Martin Luther King Celebrated With Service, Lecture


Marra Clay

Photo by Marra Clay.

Sarah Cornett

Dr. Martin Luther King Jr. would have turned 87 last Monday. His legacy of civil rights activism was celebrated across the nation, and Whitman offered its own tribute in the form of a march, a keynote speaker and a day of service.

In the current climate of police brutality against people of color, a presidential contest in which race is a serious issue and the Black Lives Matter movement, the events held serious relevancy. They also come when discussions of racial inequity are abound on college campuses. Last fall, events at the University of Missouri and Yale captured headlines as students protested for justice, and Whitman joined dozens of other campuses in rallies for solidarity.

The week’s events began with a march downtown, jointly organized by Whitman and Walla Walla University. After an introduction from student leaders of both schools in the Reid ballroom, a group of nearly 300 began walking to the intersection of 1st and Main, where the Walla Walla University choir was waiting.

Reflecting on the events, students and faculty from both institutions spoke about how the current state of racial injustice in the US reflects back to the work of Dr. King, and what he would say.

“I think he’d be kind of pissed about certain things,” sophomore Maxx Borges said, Whitman’s co-president of GLBTQ. “Maybe it would have turned out different though if he’d still been alive, [the movement] would have a bigger voice, an older one on their side.”

On Thursday, diversity consultant Verna Myers addressed this question, too. What would King say about Donald Trump, campus activists, racism against migrants in Europe and violence against young black men like Tamir Rice and Freddie Gray?

Procession continues down Main st. Walla Walla. Photo by Marra Clay.
The procession makes its way down Main St. Walla Walla. Photo by Marra Clay.

“What King would tell us is that this is the time that we can actually push to move his dream forward,” she said. “We say that we’re the country of law and progress…but there is a profound gap in our professed ideals and reality.”

Myers was introduced on Thursday by senior May-Lannie Lozano, a leader in BSU, who helped organize a rally on the library steps last November to stand in solidarity with students at campuses like Missouri and Yale. A lawyer, author and diversity consultant, Myers challenged the audience on Cordiner to “build bridges,” and work to combat racist behavior and action on a day-to-day basis.

“We have gone as far we can with color blindness. We’re not looking for those who are color blind, we are looking for those who are willing to open there eyes, to pay attention to the facts: that difference is making a difference in people’s life outcomes,” she said. “Bridge builders look to understand rather than to be understood.”

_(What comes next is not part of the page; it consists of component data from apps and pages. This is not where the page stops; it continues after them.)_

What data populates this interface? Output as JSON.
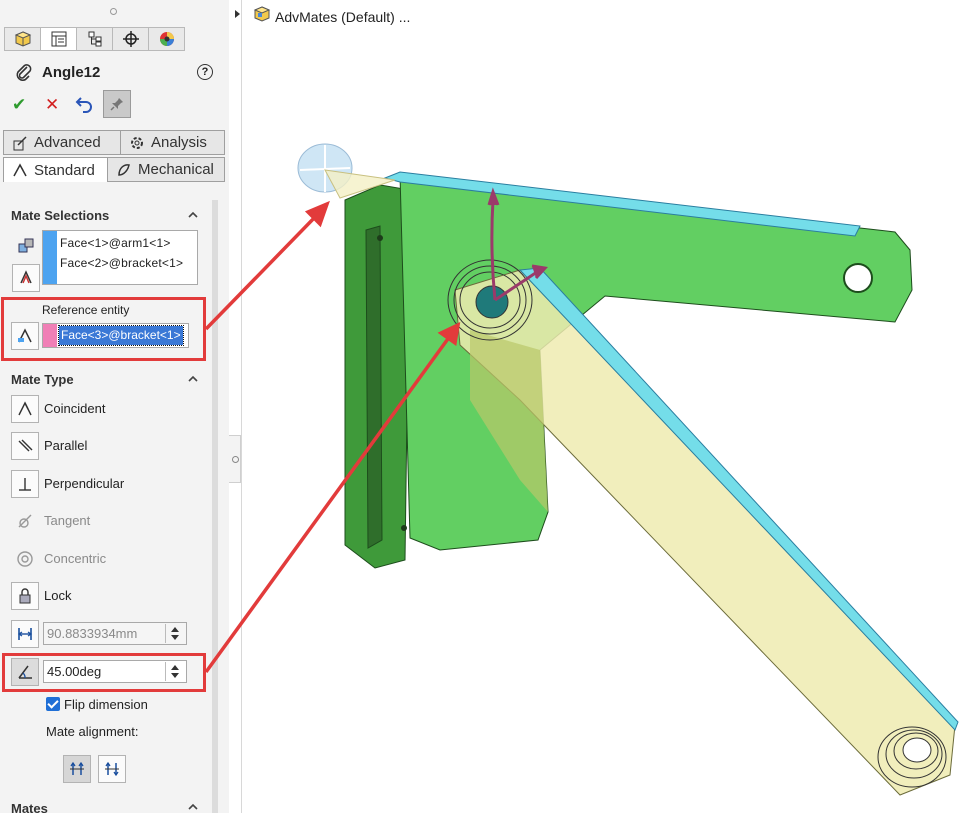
{
  "property_manager": {
    "tabs": [
      "FeatureManager",
      "PropertyManager",
      "ConfigurationManager",
      "DimXpertManager",
      "DisplayManager"
    ],
    "title": "Angle12",
    "help_label": "?",
    "ok_label": "✔",
    "cancel_label": "✕",
    "mate_tabs": {
      "advanced": "Advanced",
      "analysis": "Analysis",
      "standard": "Standard",
      "mechanical": "Mechanical"
    },
    "colors": {
      "selection_stripe": "#4da3f0",
      "reference_stripe": "#f07fb6",
      "highlight": "#e23b3b"
    },
    "mate_selections": {
      "title": "Mate Selections",
      "entities": [
        "Face<1>@arm1<1>",
        "Face<2>@bracket<1>"
      ],
      "reference_entity_label": "Reference entity",
      "reference_entity_value": "Face<3>@bracket<1>"
    },
    "mate_type": {
      "title": "Mate Type",
      "options": [
        {
          "label": "Coincident",
          "enabled": true
        },
        {
          "label": "Parallel",
          "enabled": true
        },
        {
          "label": "Perpendicular",
          "enabled": true
        },
        {
          "label": "Tangent",
          "enabled": false
        },
        {
          "label": "Concentric",
          "enabled": false
        },
        {
          "label": "Lock",
          "enabled": true
        }
      ],
      "distance_value": "90.8833934mm",
      "angle_value": "45.00deg",
      "flip_dimension_label": "Flip dimension",
      "flip_dimension_checked": true,
      "mate_alignment_label": "Mate alignment:"
    },
    "mates_title": "Mates"
  },
  "feature_tree": {
    "root_label": "AdvMates (Default) ..."
  }
}
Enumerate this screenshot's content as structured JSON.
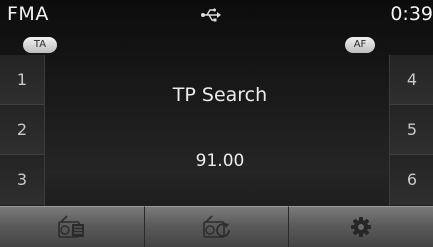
{
  "status": {
    "band": "FMA",
    "time": "0:39",
    "usb_icon": "usb-icon"
  },
  "badges": {
    "ta": "TA",
    "af": "AF"
  },
  "presets": {
    "left": [
      "1",
      "2",
      "3"
    ],
    "right": [
      "4",
      "5",
      "6"
    ]
  },
  "main": {
    "message": "TP Search",
    "frequency": "91.00"
  },
  "bottom_bar": {
    "buttons": [
      {
        "icon": "radio-list-icon"
      },
      {
        "icon": "radio-scan-icon"
      },
      {
        "icon": "gear-icon"
      }
    ]
  },
  "colors": {
    "screen_bg": "#1a1a1a",
    "text": "#ececec",
    "bottom_bar": "#666666"
  }
}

Photo by Marra Clay.
Photo by Marra Clay.

Held in Cordiner and sponsored by BSU, the President’s Office, the Intercultural Center and the Student Engagement Center, Myers’ talk was sparsely attended. The audience was mostly students and Whitman staff, with about a dozen community members

Myers’ calls to action resonated with  many student and faculty sentiments at the march.

“Get involved,” Borges said, when asked about what students can do to carry on MLK’s legacy. “It’s one thing to go out on the street and say ‘this is what we’re doing, this is what we stand for,’ and it’s another to actually go do it and stand for it.”

This kind of engagement can be supported in the classroom, too, according to Professor of Art History Lisa Uddin, a member of the Global Studies of the Steering Committee who teaches classes that deal directly with race and visual culture.

“As an educator, I think it’s about developing deeper and more substantive understandings of the conditions of racial violence in this country and making a connection between that understanding and the question of what is to be done,” she said. “So knowledge and activism at the same time.”

Over 100 students, faculty and community members got involved through a service day on Saturday, organized by the Student Engagement Center. The 12 project sites included the YMCA, the Carnegie Picture Lab, Blue Mountain Action Council and a host of other local organizations.

According to Whitman Community Service Coordinator Abby Juhasz, who organized the event, the day encourages the kind of social justice work that King himself is remembered for.

“He believed in a nation of freedom and justice for everyone and encouraged all citizens to strive to make the United States a better place to live,” Juhasz said in an email. “Participating in service is a way to translate Dr. King’s message into community action that can address issues of social justice and civil rights.”

Photo by Marra Clay.
Photo by Marra Clay.